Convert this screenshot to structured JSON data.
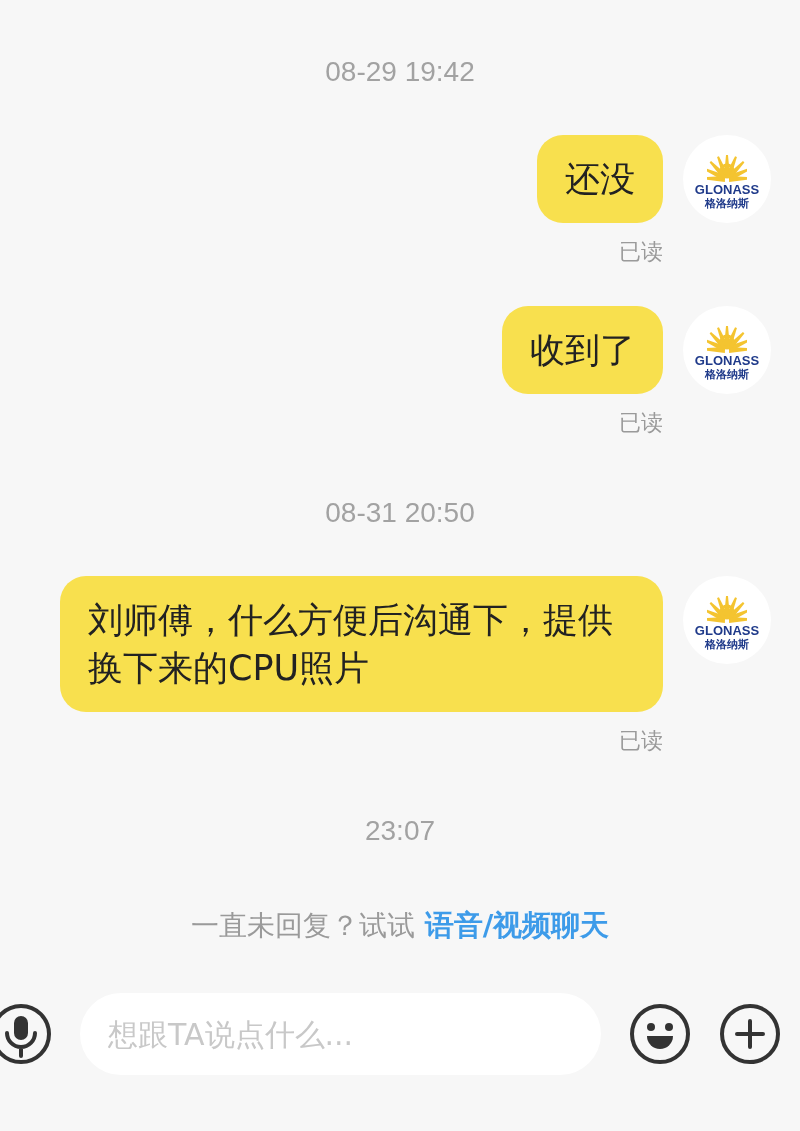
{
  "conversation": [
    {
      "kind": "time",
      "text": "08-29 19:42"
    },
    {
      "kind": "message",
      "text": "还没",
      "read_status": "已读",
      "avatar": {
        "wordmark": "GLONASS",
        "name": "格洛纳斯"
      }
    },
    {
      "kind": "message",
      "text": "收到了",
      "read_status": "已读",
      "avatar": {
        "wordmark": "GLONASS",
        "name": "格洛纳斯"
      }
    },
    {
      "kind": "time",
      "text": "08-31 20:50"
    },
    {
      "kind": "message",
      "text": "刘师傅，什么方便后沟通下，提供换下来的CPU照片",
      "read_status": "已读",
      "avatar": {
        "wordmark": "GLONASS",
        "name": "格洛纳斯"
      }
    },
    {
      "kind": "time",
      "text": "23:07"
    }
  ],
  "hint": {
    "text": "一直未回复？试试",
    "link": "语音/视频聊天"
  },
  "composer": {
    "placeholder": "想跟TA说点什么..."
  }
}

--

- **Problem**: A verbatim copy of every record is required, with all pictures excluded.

- **Response**:
Convert this screenshot to structured JSON data.
{
  "conversation": [
    {
      "kind": "time",
      "text": "08-29 19:42"
    },
    {
      "kind": "message",
      "text": "还没",
      "read_status": "已读",
      "avatar": {
        "wordmark": "GLONASS",
        "name": "格洛纳斯"
      }
    },
    {
      "kind": "message",
      "text": "收到了",
      "read_status": "已读",
      "avatar": {
        "wordmark": "GLONASS",
        "name": "格洛纳斯"
      }
    },
    {
      "kind": "time",
      "text": "08-31 20:50"
    },
    {
      "kind": "message",
      "text": "刘师傅，什么方便后沟通下，提供换下来的CPU照片",
      "read_status": "已读",
      "avatar": {
        "wordmark": "GLONASS",
        "name": "格洛纳斯"
      }
    },
    {
      "kind": "time",
      "text": "23:07"
    }
  ],
  "hint": {
    "text": "一直未回复？试试",
    "link": "语音/视频聊天"
  },
  "composer": {
    "placeholder": "想跟TA说点什么..."
  }
}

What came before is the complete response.